When pressed to explain his sympathetic view of the racists responsible for the violence in Charlottesville, Trump parroted the neo-Nazis’ cover story. “Many of those people were there to protest the taking down of the statue of Robert E. Lee,” he said. The president then took to Twitter. “Sad to see the history and culture of our great country being ripped apart with the removal of our beautiful statues and monuments,” he wrote. “[C]an’t change history, but you can learn from it. Robert E Lee, Stonewall Jackson – who’s next, Washington, Jefferson? So foolish! Also... the beauty that is being taken out of our cities, towns and parks will be greatly missed and never able to be comparably replaced!”

Trump responded to criticism of his Charlottesville remarks by hiding behind Confederate statues because he knew his base strongly opposed getting rid of them. Just two years earlier, North Carolina’s Republican-controlled state legislature passed a law banning the removal of Confederate monuments from public property without the permission of a state-appointed historical commission.

Trump’s base wanted Confederate monuments to remain where they were because they viewed them as symbolic representations of the Lost Cause. But their wistful desire for a South that never existed did more than just reflect an obsession with nostalgia. It also erased a long history of racism.

White supremacy was the cornerstone of the Confederacy. Slaveholders such as Robert E. Lee understood this. So too did the generation of Confederate sympathizers who littered the southern landscape with Confederate monuments in the early 20th century. When North Carolina industrialist Julian Carr spoke at the dedication of a Confederate statue on the campus of the University of North Carolina at Chapel Hill in 1913, he praised Confederates for taking up arms against this nation to preserve the “purest strain of the Anglo-Saxon.”

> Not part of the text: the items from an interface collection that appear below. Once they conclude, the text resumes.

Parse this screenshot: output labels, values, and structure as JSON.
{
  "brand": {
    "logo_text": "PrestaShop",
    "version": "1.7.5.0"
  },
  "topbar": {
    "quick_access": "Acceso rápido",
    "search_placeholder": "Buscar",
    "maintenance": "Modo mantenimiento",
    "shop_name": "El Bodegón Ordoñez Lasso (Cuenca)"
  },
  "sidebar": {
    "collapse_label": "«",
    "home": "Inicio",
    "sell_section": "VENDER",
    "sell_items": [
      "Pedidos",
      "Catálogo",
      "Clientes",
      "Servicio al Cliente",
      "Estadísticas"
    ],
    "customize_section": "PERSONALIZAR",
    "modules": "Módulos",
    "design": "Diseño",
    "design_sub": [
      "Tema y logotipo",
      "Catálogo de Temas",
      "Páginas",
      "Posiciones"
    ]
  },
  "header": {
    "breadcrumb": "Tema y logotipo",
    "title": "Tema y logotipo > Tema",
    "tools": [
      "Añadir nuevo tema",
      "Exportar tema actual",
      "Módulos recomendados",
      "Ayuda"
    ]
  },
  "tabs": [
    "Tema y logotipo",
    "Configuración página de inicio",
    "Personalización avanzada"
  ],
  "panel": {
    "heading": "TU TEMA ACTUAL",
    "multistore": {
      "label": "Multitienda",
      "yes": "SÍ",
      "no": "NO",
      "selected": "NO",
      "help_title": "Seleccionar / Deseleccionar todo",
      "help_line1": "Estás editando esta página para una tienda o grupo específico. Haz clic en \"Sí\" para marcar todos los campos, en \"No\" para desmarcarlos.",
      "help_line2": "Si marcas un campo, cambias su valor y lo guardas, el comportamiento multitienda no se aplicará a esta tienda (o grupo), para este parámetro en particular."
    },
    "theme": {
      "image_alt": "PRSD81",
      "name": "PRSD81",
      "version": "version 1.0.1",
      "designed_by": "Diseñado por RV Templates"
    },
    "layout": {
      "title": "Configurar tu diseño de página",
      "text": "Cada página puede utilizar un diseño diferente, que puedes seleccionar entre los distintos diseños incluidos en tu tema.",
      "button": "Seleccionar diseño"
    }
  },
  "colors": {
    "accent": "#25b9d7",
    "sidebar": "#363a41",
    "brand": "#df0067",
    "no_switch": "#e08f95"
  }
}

Trump’s base knew all about this heritage of hate. Some dismissed it as irrelevant while others spun it as a function of the times. And still others, like the white supremacists who invaded Charlottesville, reveled in it.

Trump also knew about this legacy and tradition, which is why he raised the issue of removing Confederate statues in the first place. He had ascended to the White House on the strength of racist appeals, pledging to ban Muslims from entering the country and promising to build a wall along the southern border to keep Mexicans out too. Now he railed against getting rid of Confederate monuments to activate the latent (and not so hidden) racism of his base; and, once again, his supporters backed him. His approval ratings had dropped precipitously immediately after Charlottesville, but they leveled off following his defense of the Lost Cause. Trump had offered his base a more publicly acceptable version of hate than the neo-Nazis, and they loved him for it.

White supremacy is the most effective political organizing tool in American history. It has advanced political careers and reshaped political parties from the nation’s founding through the present. Although new to politics, Trump was no novice to deploying white supremacy to raise his public profile. “Maybe hate is what we need if we’re gonna get something done,” he told CNN’s Larry King in a 1989 interview about the Central Park Five, a group of African American and Latino boys wrongfully accused and convicted of raping a white woman jogger in New York City’s Central Park.

Nearly 30 years after this interview, Trump assumed the role of Confederate-in-Chief to tap into the heritage of hate embodied in the Lost Cause, and his base rewarded him with their loyalty. Both consciously and unconsciously, they too believed that hate was needed to get something done.

About the Author

Hasan Kwame Jeffries is an associate professor in the Department of History at The Ohio State University. His teaching and research focus on 20th century African American history. He earned his BA from Morehouse College (1994) and PhD from Duke University (2002). He is the author of Bloody Lowndes: Civil Rights and Black Power in Alabama’s Black Belt (NYU, 2009) and the editor of Understanding and Teaching the Civil Rights Movement (Wisconsin, 2019).